So, let me start off by saying that I’m painfully aware I read Stargirl by Jerry Spinelli about twelve years too late. Even when you’re late to the party, the punch is still sweet. (What does that even mean? I don’t know, but it made sense in my head at the time.) What I’m saying is this was published in 2000. I was only twelve, and I vaguely remember the cover splashed across pages of book orders (remember that awesomeness? Cool books for CHEAP!) and on shelves in the school library, or at book fairs. My friend Kirsten has always loved this book. There isn’t any real reason why I didn’t get around to reading it. I even think I checked it out from the public library one summer, (and I’m ashamed to say, I must have returned it back unread.) I’ve redeemed myself after a recent trip to the library, though. I saw it’s pretty teal spine on the shelf, and felt it calling my name, demanding to finally be read; so maybe it’s a twenty-four instead of twelve but the story was not lost on me.
Funny to me how I just mentioned that it’s not very often I read novels with male narrators (YA fiction, or not) but here I am again. Stargirl is told from the perspective of Leo Borlock, a junior at Mica High School. Leo is best friends with Kevin Quinlan and together they’ve created a tv show where they interview their fellow students called Hot Seat. This is interesting enough in itself, but not nearly as interesting as the new girl who shows up on the first day of school. Stargirl Carraway. She’s a sophomore who was home schooled all her life, until now. Eclectic is probably the best adjective to describe her. Outrageous outfits (costumes, prairie skirts,) a pet rat named Cinnamon perched on her shoulder. She strums her ukelele in the cafeteria. My kind of girl, all around awesome. She’s basically like a walking ray of sunshine, a permanent cheerleader encouraging everyone around her. Stargirl is basically the epitome of a good samaritan. Walking to the beat of her own drum, she doesn’t care what others think of her, or how she’s perceived. As you can imagine, while this may have been cute and endearing in the beginning, high-schoolers can be moody and mean so eventually the other Mica students don’t find Stargirl’s bizarre behavior so charming, anymore. Leo, caught under the spell of Stargirl’s wonderful ways finds himself in a constant internal tug-of-war. He continually meets the crossroads of decision – whose attention and approval does he value more: the girl who’s captured his heart or his peers – who unlike Stargirl are inconsistent in their loyalties?

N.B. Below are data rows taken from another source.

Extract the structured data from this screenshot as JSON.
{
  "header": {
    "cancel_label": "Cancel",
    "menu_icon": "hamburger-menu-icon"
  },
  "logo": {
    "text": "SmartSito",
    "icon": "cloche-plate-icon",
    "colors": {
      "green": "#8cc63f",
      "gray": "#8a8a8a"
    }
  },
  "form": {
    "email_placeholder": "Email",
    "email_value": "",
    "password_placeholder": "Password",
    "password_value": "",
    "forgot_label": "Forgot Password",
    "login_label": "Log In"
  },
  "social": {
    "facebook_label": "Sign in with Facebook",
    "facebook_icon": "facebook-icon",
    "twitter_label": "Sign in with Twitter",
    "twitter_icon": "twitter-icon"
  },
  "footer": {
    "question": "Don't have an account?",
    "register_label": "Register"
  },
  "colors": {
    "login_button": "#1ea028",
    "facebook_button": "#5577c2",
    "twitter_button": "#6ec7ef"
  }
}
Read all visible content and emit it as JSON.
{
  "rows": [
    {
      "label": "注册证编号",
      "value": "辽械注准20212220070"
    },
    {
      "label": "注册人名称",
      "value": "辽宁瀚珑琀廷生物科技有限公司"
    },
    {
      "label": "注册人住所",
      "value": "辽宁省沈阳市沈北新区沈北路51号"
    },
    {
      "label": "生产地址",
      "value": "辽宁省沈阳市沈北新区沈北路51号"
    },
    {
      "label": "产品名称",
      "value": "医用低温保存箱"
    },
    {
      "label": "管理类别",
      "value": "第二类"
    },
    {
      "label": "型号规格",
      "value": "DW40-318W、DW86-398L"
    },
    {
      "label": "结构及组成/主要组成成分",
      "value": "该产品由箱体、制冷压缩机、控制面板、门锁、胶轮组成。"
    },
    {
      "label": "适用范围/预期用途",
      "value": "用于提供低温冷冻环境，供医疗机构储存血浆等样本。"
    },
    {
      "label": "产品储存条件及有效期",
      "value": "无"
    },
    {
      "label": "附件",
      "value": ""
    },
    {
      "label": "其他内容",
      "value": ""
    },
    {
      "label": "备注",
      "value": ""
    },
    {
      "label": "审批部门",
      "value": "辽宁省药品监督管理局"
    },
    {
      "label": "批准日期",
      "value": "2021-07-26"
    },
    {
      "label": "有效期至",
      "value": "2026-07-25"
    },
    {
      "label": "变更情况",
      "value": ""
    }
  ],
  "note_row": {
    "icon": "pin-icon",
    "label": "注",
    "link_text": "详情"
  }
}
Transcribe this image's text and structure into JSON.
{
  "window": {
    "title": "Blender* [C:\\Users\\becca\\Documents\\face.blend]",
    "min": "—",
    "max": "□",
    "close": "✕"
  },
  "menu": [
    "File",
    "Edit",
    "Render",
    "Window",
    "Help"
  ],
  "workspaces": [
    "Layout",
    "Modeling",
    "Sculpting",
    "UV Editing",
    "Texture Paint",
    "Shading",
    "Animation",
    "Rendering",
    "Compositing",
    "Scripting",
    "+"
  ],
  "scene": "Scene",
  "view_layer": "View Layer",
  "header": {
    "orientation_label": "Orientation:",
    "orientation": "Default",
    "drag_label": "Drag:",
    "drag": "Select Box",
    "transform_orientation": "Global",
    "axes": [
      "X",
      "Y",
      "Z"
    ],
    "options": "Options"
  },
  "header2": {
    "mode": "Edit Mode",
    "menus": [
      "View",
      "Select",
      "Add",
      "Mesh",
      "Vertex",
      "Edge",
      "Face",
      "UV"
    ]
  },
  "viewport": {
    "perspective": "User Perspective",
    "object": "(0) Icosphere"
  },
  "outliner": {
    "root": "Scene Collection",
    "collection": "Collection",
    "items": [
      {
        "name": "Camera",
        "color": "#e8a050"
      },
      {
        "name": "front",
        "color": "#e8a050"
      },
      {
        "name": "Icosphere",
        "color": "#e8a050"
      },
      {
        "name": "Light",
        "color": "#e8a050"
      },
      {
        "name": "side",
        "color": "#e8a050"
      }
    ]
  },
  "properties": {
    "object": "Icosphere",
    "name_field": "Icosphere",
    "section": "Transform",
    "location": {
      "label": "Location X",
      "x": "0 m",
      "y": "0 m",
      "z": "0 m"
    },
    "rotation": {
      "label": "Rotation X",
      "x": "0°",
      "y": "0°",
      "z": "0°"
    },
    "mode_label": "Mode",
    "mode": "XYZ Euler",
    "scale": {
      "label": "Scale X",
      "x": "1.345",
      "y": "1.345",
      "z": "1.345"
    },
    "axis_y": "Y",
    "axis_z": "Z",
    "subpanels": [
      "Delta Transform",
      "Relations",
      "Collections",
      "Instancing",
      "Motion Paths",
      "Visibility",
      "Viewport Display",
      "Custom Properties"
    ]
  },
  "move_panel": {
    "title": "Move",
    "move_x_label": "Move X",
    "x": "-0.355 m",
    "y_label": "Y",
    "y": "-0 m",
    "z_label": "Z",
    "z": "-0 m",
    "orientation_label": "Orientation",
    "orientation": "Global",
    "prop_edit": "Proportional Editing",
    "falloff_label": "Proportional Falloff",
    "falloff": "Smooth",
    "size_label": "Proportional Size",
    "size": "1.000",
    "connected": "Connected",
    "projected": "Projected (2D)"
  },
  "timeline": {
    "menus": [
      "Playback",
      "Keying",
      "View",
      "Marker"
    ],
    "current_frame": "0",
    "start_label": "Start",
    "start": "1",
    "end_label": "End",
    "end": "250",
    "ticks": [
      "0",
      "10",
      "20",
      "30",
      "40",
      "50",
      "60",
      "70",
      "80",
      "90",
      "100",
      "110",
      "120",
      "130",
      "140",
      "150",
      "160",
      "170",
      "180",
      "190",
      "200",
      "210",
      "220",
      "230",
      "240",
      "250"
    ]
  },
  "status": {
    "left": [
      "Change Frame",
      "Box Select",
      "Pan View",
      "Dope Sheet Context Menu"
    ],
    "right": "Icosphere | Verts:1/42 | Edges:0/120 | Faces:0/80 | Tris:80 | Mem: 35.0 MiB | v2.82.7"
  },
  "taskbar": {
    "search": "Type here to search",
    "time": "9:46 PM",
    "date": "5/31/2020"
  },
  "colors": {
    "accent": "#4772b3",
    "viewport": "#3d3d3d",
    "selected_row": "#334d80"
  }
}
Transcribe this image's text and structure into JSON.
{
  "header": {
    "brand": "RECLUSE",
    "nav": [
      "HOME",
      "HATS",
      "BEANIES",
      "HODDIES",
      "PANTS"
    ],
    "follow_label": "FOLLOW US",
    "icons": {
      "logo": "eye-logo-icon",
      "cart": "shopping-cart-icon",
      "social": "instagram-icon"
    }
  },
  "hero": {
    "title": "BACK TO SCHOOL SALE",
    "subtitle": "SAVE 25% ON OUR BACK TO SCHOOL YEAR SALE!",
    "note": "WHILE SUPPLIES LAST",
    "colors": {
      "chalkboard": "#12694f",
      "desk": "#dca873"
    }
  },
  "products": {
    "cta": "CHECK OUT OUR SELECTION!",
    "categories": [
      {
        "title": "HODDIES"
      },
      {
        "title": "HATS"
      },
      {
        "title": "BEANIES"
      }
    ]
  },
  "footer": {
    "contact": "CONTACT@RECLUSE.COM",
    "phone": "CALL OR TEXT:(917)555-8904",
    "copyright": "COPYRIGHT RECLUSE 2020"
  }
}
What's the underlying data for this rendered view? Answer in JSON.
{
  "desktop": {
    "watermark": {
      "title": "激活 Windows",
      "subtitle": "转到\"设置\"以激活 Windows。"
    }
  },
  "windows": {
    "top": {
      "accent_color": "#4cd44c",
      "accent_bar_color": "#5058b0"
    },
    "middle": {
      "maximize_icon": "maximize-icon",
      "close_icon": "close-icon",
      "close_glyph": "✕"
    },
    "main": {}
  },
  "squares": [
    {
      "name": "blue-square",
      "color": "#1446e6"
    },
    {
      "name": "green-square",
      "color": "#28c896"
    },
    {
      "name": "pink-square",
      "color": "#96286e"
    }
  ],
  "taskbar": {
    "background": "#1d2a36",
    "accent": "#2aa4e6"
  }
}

This novel tugged on my heartstrings, and it nestled in a spot of affection where I think it will remain for years to come. The story is predictable in certain ways as humans sometimes are, although I’d venture to say Stargirl is anything but. In an attempt to not spoil the story, I’ll tell you that it’s a sweet one, sprinkled with love and tenderness the innocence of youth possesses. It’s about decisions, growing up, embracing differences, and learning to not take the special people and moments of our surroundings for granted.
If like me, Stargirl is a book that’s flown under your radar, yet to be detected – I urge you to check it out. I doubt you’ll be disappointed! (And on my last trip to the library this most recent Saturday I checked out Spinelli’s 2007 novel Love, Stargirl which I am sure I will fill y’all in on as soon as I’m finished.)